Published on May 17th, 2010 | by Jennifer Lance5
Urban Air Pollution Increases Blood Pressure
There are many aspects of city life that are stressful. From traffic to noise, urban residents encounter many situations each day that have the potential to raise their blood pressure. Even if you live a calm, meditative municipal life, the very air you breathe is enough to raise your blood pressure, according to a new study. Urban air pollution has been found to “influence the underlying processes, which lead to chronic cardiovascular diseases,” according to Dr. Barbara Hoffman of the University of Duisburg-Essen.
Previous studies have found that air pollution is bad for infant health and responsible for 50,000 British deaths a year. It also causes genetic changes in utero and increases the risk of asthma. This new study found the source of pollution that increased urban dweller’s blood pressure ranged from car exhaust to factory fumes. Researchers included other factors, such as “age, gender, smoking, weight and even local noise” in the data on 5000 people included in this ongoing study. Live Science reports:
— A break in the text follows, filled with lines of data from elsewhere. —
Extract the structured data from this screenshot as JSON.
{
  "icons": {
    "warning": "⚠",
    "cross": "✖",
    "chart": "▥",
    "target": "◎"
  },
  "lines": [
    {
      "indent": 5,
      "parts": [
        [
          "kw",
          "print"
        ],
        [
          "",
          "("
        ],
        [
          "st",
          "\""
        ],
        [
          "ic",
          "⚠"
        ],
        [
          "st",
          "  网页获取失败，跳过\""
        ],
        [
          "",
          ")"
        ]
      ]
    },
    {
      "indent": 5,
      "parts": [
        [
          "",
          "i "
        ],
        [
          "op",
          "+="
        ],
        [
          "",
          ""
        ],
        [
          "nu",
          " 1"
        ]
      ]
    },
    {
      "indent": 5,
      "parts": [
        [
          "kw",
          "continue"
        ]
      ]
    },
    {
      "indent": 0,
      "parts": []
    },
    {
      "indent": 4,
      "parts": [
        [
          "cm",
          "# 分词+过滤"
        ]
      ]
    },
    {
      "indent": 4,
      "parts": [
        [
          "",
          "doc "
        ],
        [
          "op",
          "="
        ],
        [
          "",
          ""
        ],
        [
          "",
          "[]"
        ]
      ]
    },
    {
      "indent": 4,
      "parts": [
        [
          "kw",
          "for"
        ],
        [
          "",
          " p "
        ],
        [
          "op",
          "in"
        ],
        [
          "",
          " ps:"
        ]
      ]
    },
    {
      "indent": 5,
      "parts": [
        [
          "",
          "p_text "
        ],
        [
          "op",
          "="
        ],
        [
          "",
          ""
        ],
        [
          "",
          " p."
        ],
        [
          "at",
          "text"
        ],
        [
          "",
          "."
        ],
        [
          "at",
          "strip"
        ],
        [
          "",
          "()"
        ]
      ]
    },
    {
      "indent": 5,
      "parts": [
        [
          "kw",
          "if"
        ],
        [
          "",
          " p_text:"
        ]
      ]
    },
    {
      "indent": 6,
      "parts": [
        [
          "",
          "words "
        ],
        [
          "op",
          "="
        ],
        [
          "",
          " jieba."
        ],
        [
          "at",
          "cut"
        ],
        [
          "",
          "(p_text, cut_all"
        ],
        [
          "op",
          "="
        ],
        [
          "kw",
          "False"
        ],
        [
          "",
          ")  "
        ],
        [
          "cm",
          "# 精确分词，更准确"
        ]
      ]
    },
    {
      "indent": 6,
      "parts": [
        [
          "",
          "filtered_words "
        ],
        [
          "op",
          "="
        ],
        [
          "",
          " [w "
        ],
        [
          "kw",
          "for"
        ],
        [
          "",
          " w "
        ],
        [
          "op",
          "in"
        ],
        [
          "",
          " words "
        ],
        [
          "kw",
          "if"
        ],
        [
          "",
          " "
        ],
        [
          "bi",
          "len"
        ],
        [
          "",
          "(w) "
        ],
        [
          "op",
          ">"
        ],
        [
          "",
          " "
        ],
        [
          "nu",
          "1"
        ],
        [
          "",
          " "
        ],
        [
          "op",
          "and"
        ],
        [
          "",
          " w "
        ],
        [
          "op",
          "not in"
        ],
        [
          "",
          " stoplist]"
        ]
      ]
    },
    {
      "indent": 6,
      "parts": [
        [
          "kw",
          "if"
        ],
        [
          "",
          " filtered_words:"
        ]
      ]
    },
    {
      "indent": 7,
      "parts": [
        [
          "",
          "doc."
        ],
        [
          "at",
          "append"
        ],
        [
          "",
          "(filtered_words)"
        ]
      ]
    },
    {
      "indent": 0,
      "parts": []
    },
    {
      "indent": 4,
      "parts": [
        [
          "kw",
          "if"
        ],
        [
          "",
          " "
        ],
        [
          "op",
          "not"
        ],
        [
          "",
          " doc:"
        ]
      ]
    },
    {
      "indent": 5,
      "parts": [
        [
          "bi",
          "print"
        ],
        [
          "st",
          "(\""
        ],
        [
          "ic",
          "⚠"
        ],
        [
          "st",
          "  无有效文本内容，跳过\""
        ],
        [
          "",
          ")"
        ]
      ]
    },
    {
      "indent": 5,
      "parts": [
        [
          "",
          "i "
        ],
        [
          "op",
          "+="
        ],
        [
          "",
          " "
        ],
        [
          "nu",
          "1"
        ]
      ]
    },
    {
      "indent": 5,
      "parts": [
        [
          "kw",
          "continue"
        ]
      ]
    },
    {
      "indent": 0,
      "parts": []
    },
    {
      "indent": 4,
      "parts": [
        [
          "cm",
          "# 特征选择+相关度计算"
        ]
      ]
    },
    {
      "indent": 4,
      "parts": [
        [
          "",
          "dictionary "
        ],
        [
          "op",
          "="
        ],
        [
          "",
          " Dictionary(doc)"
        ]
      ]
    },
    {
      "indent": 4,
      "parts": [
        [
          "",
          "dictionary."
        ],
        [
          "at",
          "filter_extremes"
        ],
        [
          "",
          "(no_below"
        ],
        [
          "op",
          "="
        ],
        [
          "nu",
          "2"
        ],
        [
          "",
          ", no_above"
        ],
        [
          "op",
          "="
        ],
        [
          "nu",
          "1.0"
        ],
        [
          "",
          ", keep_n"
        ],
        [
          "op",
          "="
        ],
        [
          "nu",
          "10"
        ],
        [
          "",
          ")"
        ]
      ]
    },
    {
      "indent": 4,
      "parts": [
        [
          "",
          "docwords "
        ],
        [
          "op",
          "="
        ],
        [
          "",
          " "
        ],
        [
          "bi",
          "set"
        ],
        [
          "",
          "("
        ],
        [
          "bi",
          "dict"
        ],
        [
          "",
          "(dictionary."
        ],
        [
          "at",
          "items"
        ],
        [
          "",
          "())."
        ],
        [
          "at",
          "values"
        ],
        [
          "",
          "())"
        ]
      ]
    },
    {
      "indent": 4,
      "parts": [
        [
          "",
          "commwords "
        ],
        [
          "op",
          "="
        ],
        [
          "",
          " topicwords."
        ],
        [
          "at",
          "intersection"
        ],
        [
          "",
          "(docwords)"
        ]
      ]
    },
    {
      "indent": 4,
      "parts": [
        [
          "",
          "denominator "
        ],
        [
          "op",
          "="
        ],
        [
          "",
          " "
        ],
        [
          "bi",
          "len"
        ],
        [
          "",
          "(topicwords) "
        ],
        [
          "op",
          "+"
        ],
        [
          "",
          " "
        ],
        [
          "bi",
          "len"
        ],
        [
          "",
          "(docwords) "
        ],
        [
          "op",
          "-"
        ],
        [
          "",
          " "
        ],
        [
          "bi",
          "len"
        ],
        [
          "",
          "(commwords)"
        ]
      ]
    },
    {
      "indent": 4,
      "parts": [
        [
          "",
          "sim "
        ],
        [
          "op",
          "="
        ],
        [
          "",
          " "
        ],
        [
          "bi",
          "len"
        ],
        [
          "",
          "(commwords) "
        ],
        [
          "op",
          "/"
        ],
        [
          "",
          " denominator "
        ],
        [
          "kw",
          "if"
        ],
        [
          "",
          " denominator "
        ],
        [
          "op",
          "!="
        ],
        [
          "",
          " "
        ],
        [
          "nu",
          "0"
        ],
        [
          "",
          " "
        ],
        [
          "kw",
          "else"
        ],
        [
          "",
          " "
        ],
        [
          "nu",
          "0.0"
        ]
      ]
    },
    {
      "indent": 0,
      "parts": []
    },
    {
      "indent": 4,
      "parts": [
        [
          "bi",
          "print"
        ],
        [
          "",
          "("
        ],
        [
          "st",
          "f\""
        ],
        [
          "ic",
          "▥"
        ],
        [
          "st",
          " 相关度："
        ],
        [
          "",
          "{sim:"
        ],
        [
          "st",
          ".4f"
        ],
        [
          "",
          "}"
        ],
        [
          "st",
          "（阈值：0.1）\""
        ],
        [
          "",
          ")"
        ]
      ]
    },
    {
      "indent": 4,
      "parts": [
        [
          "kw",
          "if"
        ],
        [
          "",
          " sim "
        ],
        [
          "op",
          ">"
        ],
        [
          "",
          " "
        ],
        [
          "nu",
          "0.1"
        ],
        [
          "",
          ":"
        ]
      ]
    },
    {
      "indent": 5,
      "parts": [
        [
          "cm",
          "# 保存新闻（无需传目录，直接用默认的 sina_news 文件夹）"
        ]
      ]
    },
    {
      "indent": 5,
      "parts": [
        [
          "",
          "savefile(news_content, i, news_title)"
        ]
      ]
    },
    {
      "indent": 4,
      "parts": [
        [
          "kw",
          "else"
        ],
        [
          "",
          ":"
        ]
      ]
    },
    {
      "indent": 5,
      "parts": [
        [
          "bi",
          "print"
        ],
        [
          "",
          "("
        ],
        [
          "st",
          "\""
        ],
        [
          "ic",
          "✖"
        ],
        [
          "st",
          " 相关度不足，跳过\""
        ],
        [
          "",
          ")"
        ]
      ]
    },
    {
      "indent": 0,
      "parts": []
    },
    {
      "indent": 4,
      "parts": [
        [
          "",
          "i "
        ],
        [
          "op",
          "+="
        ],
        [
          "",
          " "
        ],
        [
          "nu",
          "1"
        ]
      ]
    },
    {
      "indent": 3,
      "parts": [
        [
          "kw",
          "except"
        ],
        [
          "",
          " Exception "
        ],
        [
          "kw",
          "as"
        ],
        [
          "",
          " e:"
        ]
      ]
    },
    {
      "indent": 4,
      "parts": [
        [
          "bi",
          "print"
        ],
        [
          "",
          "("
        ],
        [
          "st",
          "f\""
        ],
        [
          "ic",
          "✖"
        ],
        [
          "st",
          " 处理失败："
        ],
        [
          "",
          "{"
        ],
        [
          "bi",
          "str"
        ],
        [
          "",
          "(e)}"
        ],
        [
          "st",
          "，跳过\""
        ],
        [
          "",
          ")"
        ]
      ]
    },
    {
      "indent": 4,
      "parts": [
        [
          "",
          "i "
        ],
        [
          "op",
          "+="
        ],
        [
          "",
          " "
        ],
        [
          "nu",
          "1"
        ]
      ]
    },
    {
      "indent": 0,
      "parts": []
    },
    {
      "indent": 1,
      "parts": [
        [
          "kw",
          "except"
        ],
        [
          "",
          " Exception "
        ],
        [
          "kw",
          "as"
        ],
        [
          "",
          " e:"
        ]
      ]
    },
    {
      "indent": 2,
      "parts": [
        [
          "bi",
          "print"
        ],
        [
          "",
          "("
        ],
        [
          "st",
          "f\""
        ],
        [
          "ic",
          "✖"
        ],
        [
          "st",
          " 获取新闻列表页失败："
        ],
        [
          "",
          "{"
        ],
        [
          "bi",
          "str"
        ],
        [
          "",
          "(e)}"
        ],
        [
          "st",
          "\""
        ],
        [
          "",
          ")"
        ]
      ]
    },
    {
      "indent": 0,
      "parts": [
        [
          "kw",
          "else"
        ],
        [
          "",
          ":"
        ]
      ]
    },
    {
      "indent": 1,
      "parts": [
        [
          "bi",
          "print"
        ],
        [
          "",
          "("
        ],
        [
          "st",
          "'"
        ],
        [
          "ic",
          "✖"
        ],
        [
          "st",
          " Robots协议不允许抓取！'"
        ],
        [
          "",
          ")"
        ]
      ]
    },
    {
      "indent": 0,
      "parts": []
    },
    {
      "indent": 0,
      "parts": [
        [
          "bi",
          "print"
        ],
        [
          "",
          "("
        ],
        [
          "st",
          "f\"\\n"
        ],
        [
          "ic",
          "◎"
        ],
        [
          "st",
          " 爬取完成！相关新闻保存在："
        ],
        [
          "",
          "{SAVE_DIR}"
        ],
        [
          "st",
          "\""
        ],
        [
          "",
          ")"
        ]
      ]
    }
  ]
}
People who live in urban areas tend to have higher blood pressure, according to a new study that pins the blame on particulate air pollution…
High blood pressure increases the risk for atherosclerosis, a hardening of the arteries, which leads to cardiovascular diseases like heart attacks and strokes. Previous work had shown that daily increases in air pollution can raise blood pressure, but little was known about long-term effects.
“Our results might explain why people who live in more polluted areas are at a higher risk to suffer and die from these diseases,” Hoffman said.
Dr. Hoffman warns, “It is therefore necessary to further our attempts to prevent chronic exposure to high air pollution as much as possible.” Only government intervention will bring about the necessary changes to protect city slicker’s from air pollution. Unfortunately, the US Environmental Protection Agency has failed to protect public health in the past by “disregarding and misrepresenting recommendations from its staff scientists “regarding particulate matter”.